DATA FOR THIS EXERCISE:
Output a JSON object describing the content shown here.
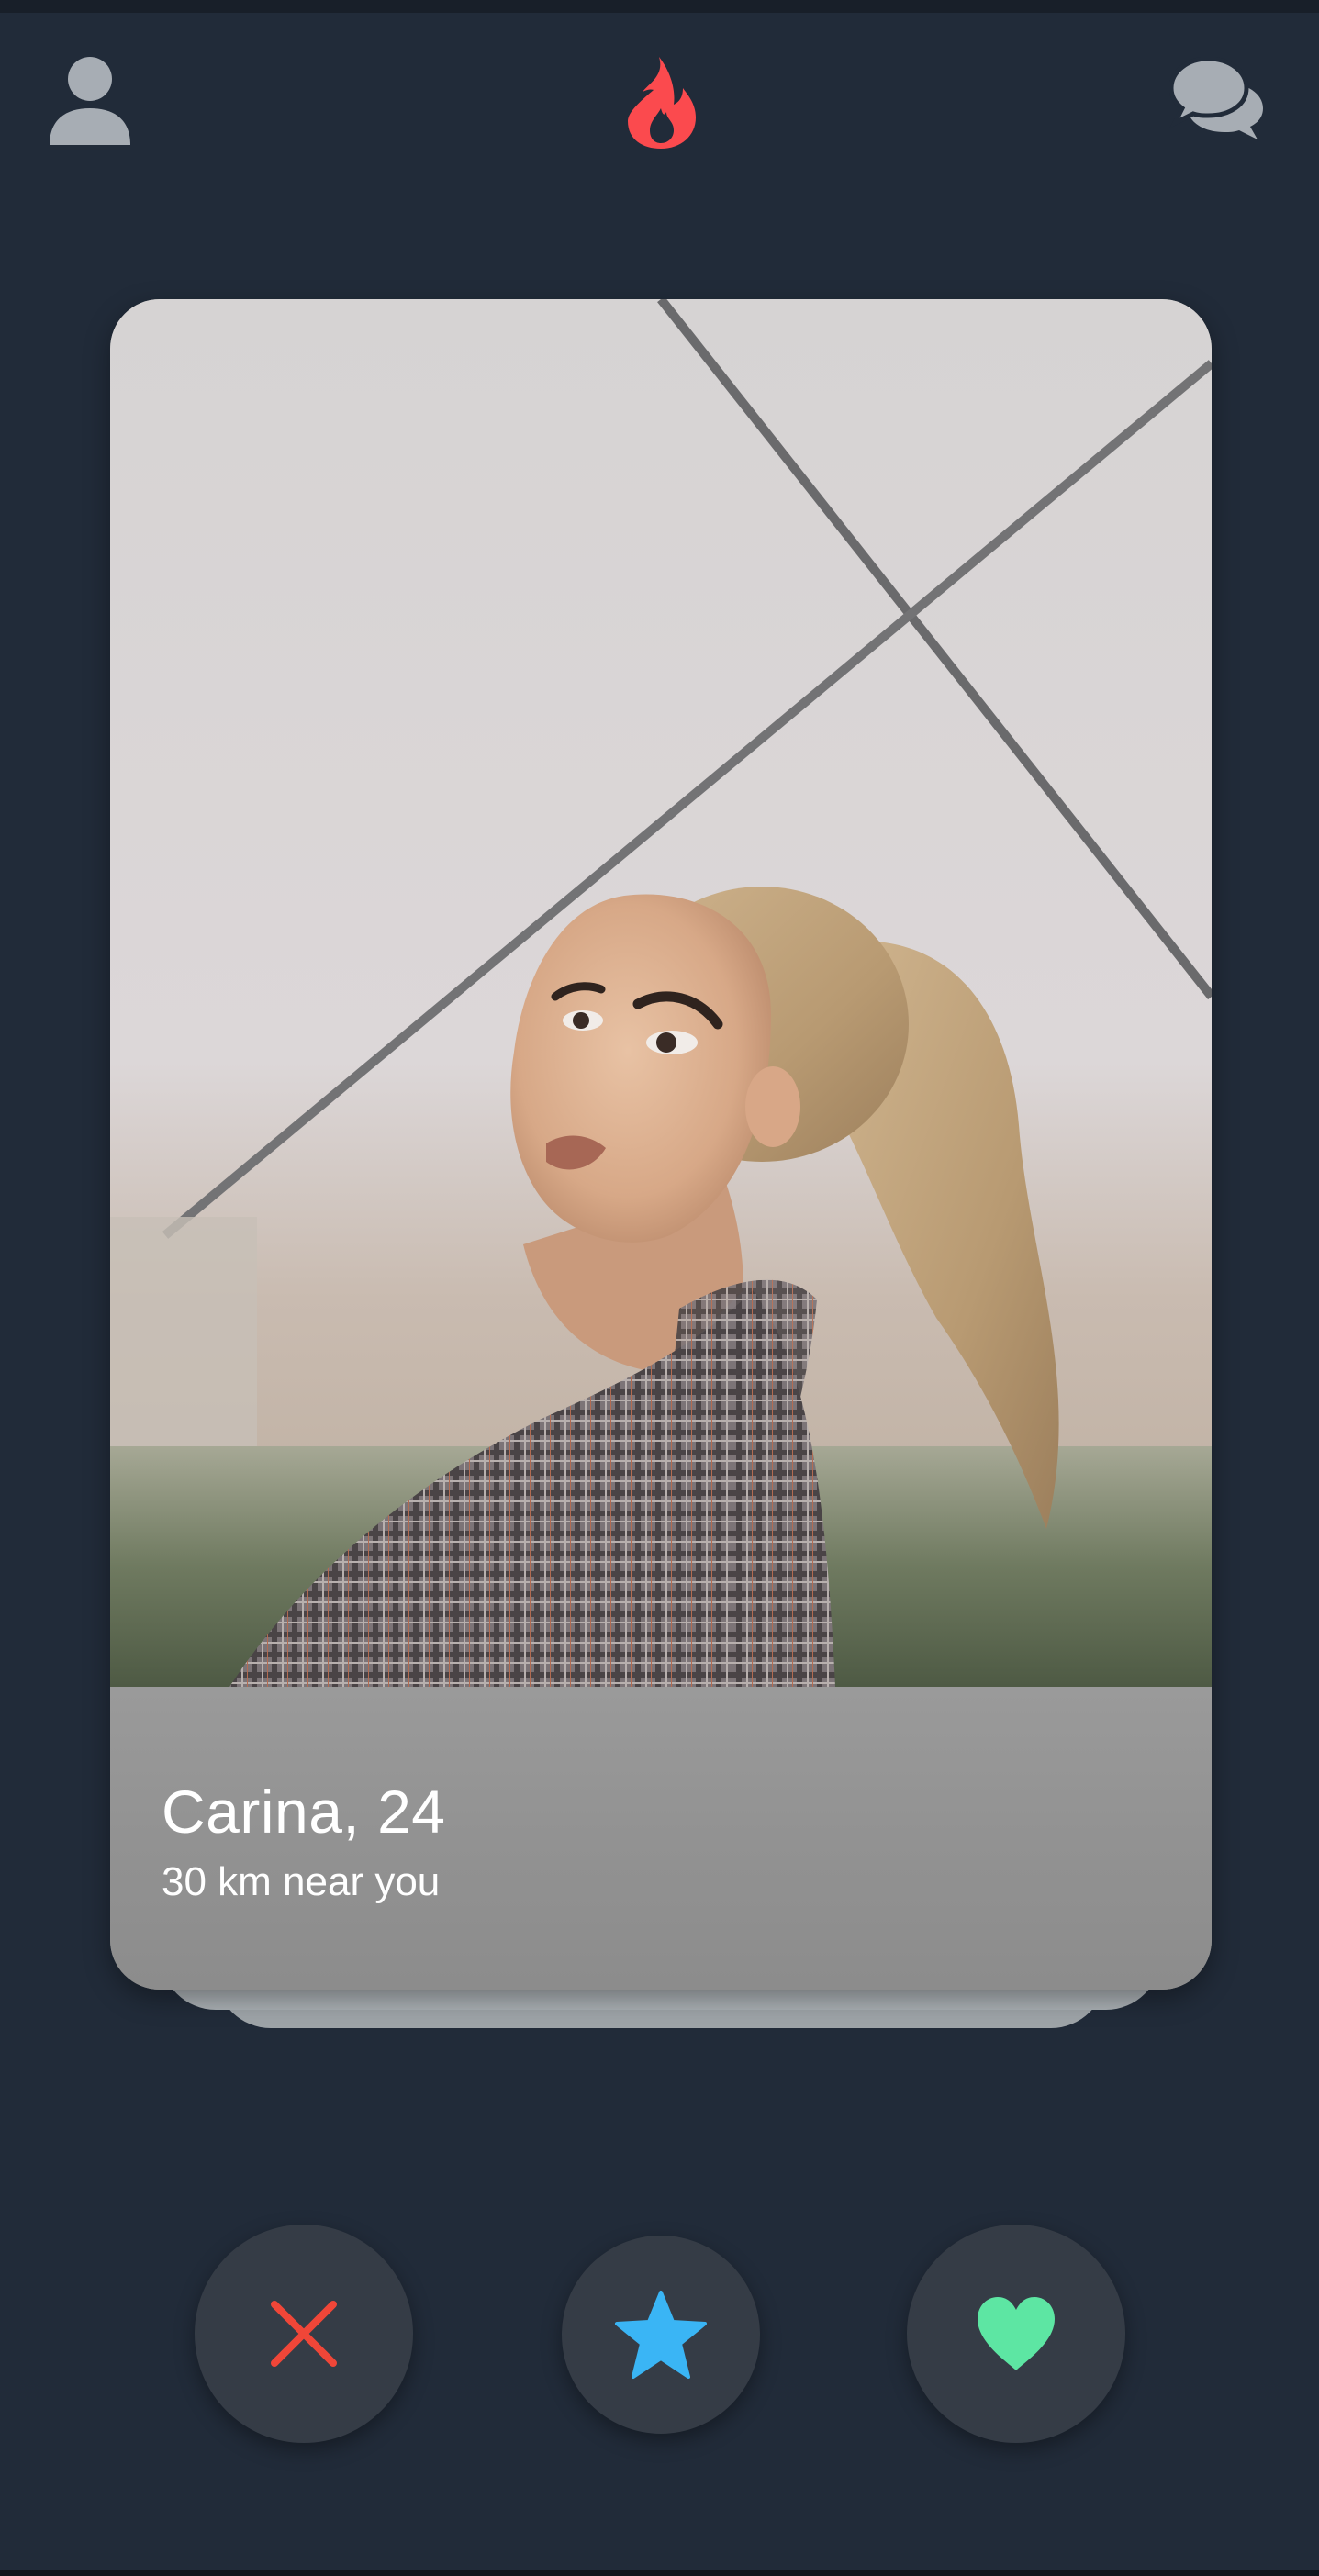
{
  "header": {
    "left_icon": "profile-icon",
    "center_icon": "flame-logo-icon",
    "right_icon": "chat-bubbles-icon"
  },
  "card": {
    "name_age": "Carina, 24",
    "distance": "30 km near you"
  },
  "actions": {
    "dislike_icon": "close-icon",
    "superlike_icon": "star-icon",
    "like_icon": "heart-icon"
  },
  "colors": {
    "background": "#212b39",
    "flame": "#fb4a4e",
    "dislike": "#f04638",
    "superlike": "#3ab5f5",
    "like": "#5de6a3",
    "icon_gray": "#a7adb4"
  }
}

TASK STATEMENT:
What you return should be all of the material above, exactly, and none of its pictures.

REPLY:
Output a JSON object describing the content shown here.
{
  "header": {
    "left_icon": "profile-icon",
    "center_icon": "flame-logo-icon",
    "right_icon": "chat-bubbles-icon"
  },
  "card": {
    "name_age": "Carina, 24",
    "distance": "30 km near you"
  },
  "actions": {
    "dislike_icon": "close-icon",
    "superlike_icon": "star-icon",
    "like_icon": "heart-icon"
  },
  "colors": {
    "background": "#212b39",
    "flame": "#fb4a4e",
    "dislike": "#f04638",
    "superlike": "#3ab5f5",
    "like": "#5de6a3",
    "icon_gray": "#a7adb4"
  }
}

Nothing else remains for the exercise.